> [Problem statement]
Lines in the data below that contain the word "number" are to be copied.
__________________________________________________
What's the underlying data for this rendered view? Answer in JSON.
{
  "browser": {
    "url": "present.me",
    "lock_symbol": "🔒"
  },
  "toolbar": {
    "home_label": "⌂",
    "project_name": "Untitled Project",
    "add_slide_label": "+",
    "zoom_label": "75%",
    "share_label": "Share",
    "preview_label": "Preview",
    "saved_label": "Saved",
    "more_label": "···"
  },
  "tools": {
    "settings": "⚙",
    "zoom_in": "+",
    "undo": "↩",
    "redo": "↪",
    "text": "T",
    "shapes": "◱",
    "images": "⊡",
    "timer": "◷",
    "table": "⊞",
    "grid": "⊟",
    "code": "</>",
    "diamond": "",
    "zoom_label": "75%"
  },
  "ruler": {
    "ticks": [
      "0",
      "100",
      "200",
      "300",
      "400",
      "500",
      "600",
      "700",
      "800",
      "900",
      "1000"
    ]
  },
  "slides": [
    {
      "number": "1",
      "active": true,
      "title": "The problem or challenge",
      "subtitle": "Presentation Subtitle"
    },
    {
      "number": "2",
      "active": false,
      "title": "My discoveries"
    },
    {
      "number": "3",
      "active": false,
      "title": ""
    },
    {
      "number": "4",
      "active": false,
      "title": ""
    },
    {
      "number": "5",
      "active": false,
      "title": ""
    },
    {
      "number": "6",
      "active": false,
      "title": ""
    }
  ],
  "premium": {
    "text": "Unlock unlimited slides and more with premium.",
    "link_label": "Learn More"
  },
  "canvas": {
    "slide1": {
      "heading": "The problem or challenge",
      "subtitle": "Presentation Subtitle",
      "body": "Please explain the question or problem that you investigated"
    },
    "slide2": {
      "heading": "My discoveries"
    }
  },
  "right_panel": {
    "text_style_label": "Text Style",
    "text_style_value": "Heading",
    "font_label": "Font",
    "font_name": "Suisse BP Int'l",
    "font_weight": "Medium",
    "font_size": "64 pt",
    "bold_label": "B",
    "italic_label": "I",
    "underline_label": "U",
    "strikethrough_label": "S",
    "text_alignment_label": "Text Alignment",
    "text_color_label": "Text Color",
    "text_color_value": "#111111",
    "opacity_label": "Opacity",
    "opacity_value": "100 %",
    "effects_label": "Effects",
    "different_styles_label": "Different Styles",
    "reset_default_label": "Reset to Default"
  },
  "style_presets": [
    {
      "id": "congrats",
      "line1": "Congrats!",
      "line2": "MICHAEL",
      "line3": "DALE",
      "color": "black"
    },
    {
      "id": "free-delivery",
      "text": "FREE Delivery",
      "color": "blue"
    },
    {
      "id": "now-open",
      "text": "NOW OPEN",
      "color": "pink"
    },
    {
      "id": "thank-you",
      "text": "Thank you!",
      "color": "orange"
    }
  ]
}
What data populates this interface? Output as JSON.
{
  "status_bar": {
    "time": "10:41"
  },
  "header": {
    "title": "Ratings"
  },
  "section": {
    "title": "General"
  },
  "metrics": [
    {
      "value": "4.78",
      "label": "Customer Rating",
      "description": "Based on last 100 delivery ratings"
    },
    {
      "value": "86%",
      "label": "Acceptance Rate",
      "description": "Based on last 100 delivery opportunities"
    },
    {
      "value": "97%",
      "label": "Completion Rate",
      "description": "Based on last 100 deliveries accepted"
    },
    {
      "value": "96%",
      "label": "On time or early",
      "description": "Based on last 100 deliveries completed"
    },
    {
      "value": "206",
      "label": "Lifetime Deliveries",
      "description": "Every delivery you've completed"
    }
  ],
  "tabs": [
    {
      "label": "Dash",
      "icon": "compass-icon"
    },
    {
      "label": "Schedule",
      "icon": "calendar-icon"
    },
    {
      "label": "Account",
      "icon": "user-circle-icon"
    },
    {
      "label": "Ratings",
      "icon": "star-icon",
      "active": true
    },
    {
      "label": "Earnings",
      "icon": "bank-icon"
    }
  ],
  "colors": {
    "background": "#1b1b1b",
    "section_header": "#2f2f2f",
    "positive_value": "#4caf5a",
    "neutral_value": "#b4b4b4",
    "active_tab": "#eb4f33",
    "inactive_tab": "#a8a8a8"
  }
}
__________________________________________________
> [Worked solution]
      "number": "1",
      "number": "2",
      "number": "3",
      "number": "4",
      "number": "5",
      "number": "6",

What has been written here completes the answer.